(The Hawks’ Rob Ferguson hits the game winner, Chaney moaning to follow)
Yesterday marked Temple’s first visit to St. Joe’s since last February’s infamous assault on John Bryant. Owls coach John Chaney seems to think the controversy was a media creation, writes the Philadelphia Inquirer’s Rich Hoffman.
Yesterday, after Temple’s seventh consecutive loss to Saint Joseph’s, Chaney was complaining about the officiating – not exactly an alert-the-media moment in a long, loud, wonderful career. After a 59-57 loss at the Palestra, he was complaining about “six [blankety-blank] calls in a row, six trips down the floor at the end.” He was saying, “Why not allow a good game like this to end in the hands of the kids?”
It is the kind of thing that will get a professional sports coach fined by his league, but not a really big deal in anyone’s universe; just John being John. Except that it happened on a date that everyone had circled months ago, the first Temple-St. Joe’s game since the ugly business of last season, when Chaney sent Nehemiah Ingram into a game against the Hawks to take hard fouls, one of which broke the arm of St. Joe’s John Bryant.
If you didn’t know the history, you would never have noticed anything yesterday – except that you did know the history. And, as Chaney said, “Philadelphia doesn’t let anything go. You guys [reporters] don’t let nothing go. I’m a lightning rod in this city and I know it. I love it.”

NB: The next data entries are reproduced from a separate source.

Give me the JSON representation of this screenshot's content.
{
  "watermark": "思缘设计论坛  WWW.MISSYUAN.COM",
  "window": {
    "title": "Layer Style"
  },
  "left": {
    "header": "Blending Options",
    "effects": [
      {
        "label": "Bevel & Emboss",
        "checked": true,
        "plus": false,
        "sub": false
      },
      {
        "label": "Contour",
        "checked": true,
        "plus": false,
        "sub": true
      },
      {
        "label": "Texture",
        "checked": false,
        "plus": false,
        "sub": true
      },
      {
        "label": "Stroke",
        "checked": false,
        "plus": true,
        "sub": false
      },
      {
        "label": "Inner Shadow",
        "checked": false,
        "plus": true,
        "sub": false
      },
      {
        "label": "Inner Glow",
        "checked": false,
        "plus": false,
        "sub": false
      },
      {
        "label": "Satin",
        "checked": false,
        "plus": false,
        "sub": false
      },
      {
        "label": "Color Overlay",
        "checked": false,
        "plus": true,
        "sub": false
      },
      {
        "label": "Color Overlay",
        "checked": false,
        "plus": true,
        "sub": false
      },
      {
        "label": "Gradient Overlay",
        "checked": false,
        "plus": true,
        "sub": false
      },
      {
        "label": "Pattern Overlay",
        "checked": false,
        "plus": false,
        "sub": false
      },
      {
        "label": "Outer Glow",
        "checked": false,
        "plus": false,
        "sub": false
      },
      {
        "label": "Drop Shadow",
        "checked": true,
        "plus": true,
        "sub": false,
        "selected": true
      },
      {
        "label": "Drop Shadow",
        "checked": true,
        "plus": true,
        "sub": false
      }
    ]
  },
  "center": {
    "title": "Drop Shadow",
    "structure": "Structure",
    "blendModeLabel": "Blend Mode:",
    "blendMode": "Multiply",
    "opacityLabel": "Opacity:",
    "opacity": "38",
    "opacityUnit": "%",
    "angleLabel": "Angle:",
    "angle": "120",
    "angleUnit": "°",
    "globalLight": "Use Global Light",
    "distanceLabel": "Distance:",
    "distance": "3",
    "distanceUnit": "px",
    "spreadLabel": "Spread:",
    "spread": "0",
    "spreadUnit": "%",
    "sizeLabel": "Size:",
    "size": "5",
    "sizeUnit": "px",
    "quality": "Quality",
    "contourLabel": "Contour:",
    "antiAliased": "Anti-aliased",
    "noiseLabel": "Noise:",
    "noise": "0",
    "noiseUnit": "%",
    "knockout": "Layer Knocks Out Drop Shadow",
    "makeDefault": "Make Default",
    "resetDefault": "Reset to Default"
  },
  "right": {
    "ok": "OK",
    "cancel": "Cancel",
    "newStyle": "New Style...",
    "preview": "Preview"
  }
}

Chaney gives as good as he has ever gotten, and is as Philadelphia as anyone ever was. He says that the incident last season affected the officiating in this game, and the selection of the officials by the Atlantic 10. Later, he said, “Everyone overreacts when an incident like that takes place.”
Chaney blames the media in general – and me, apparently, in particular, based on what he said in the news conference yesterday – for blowing up the incident into something that it wasn’t. That’s fine. He can hold whatever opinions he wants to hold – and he gets talked out of very few things, history suggests.
He said, “I thought we resolved it. Phil (Martelli) and I resolved it. We sent money to Katrina and that’s what we did to resolve it. But you want to sing that song? Keep on singing it. Keep on singing it.”
Chaney ignores the fact that he was the one who brought up the incident when he said it affected this game’s officiating – but, again, that’s fine. After yesterday, everybody around here looks to be pretty much done with it. Hopefully, this is where it ends.